  2. McKay, RJ, 1997, FAO Species Catalogue, Vol. 17, Pearl perches of the world (family Glaucosomatidae). An annotated and illustrated catalogue of the pearl perches known to date, FAO Fisheries Synoposium, 125(17): 26p. Rome: FAO.
  3. Status of Australian Fish Stocks 2018–NSW Stock status summary–Pearl Perch (Glaucosoma scapulare)
  4. Stewart, J 2011, Evidence of age-class truncation in some exploited marine fish populations in New South Wales, Australia. Fisheries Research, 108 (1): 209–213.
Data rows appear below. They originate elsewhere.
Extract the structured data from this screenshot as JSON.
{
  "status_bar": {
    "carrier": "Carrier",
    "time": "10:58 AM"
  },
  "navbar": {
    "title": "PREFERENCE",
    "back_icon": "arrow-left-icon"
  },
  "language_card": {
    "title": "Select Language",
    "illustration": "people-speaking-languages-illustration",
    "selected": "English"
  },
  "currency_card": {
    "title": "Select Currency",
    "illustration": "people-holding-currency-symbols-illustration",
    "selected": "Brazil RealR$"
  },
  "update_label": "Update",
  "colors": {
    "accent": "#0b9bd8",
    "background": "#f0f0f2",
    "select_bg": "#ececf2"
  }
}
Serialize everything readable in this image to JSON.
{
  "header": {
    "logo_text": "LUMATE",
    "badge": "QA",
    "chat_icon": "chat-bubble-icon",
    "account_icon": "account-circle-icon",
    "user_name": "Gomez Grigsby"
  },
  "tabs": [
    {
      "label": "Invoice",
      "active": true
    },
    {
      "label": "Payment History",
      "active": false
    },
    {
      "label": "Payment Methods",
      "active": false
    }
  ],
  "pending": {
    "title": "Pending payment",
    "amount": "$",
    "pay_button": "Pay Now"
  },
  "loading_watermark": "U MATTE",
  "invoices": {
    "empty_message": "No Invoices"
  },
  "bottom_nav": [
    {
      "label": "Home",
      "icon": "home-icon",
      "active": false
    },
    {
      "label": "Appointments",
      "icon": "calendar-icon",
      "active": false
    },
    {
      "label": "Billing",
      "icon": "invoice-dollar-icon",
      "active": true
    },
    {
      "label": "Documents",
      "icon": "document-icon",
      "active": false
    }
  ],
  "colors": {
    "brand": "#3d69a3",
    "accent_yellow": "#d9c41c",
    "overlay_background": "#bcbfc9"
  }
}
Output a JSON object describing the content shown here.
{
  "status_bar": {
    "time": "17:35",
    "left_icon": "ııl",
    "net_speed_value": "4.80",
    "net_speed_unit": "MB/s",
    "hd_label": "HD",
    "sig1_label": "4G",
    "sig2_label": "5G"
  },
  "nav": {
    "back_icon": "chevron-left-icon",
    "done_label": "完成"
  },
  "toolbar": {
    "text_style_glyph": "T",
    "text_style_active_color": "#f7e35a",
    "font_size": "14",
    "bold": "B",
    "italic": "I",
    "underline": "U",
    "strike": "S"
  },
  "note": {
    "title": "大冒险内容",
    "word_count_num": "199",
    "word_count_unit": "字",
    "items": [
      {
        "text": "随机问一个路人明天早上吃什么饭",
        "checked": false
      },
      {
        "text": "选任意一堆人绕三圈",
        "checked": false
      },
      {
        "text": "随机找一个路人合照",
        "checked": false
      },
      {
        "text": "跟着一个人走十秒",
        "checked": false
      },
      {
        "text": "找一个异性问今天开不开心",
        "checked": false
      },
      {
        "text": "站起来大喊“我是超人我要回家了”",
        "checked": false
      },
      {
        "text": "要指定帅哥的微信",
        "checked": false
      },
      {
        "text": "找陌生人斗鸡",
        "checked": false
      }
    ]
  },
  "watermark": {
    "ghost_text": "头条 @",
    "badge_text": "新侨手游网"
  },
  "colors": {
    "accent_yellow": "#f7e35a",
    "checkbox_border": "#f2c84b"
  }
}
  5. Stewart, J, Hegarty, A, Young, C, Fowler, AM and Craig, J 2015, Status of fisheries resources in NSW 2013–14, NSW Department of Primary Industries, Mosman, 391 pp.
  6. Stewart, J, Sumpton, W., Lockett, M and Hughes, JM 2013, Age‐based demographics of the pearl perch Glaucosoma scapulare (Ramsay, 1881), Journal of Applied Ichthyology, 29(4), 801–807.
  7. Sumpton, W, Campbell, M, McLennan, M, Brown, I, Fraser, K, Wesche, S and Kerrigan, B, 2013, Addressing knowledge gaps for the sustainable management of rocky reef fisheries in southern Queensland, FRDC 2008/015 Final Report.
  8. Sumpton, W, O’Neill, MF, Campbell, M, McLennan, M and Campbell, AB 2017, Stock assessment of the Queensland and New South Wales pearl perch (Glaucosoma scapulare) fishery, Department of Agriculture and Fisheries, Brisbane.
  9. Taylor S, Webley, J, McInnes K 2012, 2012 Statewide recreational Fishing Survey, Department of Agriculture Fisheries and Forestry, Queensland.
  10. Webley, J, McInnes, K, Teixeira, D, Lawson, A and Quinn, R 2015, Statewide Recreational Fishing Survey 2013–14, Department of Agriculture and Fisheries, Queensland.
  11. West, LD, Stark, KE, Murphy, JJ, Lyle JM and Doyle, FA 2015, Survey of recreational fishing in New South Wales and the ACT, 2013/14. Fisheries Final Report Series.